:: About this exercise ::
Retyping each entry exactly is the whole task.

Component data from apps and pages:
****************************************

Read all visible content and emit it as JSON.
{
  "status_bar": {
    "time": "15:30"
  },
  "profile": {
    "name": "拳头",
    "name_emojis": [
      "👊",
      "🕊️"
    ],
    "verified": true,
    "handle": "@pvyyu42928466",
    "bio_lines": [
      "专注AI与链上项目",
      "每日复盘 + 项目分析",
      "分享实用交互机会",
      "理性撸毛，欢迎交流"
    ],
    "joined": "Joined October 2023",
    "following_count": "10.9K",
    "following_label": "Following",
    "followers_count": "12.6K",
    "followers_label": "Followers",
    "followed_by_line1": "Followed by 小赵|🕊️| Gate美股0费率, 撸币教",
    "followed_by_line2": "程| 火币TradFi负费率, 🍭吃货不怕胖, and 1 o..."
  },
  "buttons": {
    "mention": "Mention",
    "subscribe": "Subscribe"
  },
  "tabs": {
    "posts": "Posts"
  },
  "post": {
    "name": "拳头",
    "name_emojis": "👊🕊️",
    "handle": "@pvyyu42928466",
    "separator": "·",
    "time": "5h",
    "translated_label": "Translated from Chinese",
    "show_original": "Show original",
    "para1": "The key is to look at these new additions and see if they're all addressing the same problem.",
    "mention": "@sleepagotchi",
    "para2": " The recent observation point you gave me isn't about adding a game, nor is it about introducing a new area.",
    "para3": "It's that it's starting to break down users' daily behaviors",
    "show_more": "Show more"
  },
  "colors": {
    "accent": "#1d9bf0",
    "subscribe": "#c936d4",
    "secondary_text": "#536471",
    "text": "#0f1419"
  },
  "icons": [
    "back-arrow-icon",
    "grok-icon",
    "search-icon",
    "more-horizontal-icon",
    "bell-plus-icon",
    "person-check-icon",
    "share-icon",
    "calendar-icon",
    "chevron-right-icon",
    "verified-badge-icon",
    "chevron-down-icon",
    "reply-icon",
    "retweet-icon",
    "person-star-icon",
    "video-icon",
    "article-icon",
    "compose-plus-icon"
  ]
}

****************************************

:: Task response ::
Read all visible content and emit it as JSON.
{
  "status_bar": {
    "time": "15:30"
  },
  "profile": {
    "name": "拳头",
    "name_emojis": [
      "👊",
      "🕊️"
    ],
    "verified": true,
    "handle": "@pvyyu42928466",
    "bio_lines": [
      "专注AI与链上项目",
      "每日复盘 + 项目分析",
      "分享实用交互机会",
      "理性撸毛，欢迎交流"
    ],
    "joined": "Joined October 2023",
    "following_count": "10.9K",
    "following_label": "Following",
    "followers_count": "12.6K",
    "followers_label": "Followers",
    "followed_by_line1": "Followed by 小赵|🕊️| Gate美股0费率, 撸币教",
    "followed_by_line2": "程| 火币TradFi负费率, 🍭吃货不怕胖, and 1 o..."
  },
  "buttons": {
    "mention": "Mention",
    "subscribe": "Subscribe"
  },
  "tabs": {
    "posts": "Posts"
  },
  "post": {
    "name": "拳头",
    "name_emojis": "👊🕊️",
    "handle": "@pvyyu42928466",
    "separator": "·",
    "time": "5h",
    "translated_label": "Translated from Chinese",
    "show_original": "Show original",
    "para1": "The key is to look at these new additions and see if they're all addressing the same problem.",
    "mention": "@sleepagotchi",
    "para2": " The recent observation point you gave me isn't about adding a game, nor is it about introducing a new area.",
    "para3": "It's that it's starting to break down users' daily behaviors",
    "show_more": "Show more"
  },
  "colors": {
    "accent": "#1d9bf0",
    "subscribe": "#c936d4",
    "secondary_text": "#536471",
    "text": "#0f1419"
  },
  "icons": [
    "back-arrow-icon",
    "grok-icon",
    "search-icon",
    "more-horizontal-icon",
    "bell-plus-icon",
    "person-check-icon",
    "share-icon",
    "calendar-icon",
    "chevron-right-icon",
    "verified-badge-icon",
    "chevron-down-icon",
    "reply-icon",
    "retweet-icon",
    "person-star-icon",
    "video-icon",
    "article-icon",
    "compose-plus-icon"
  ]
}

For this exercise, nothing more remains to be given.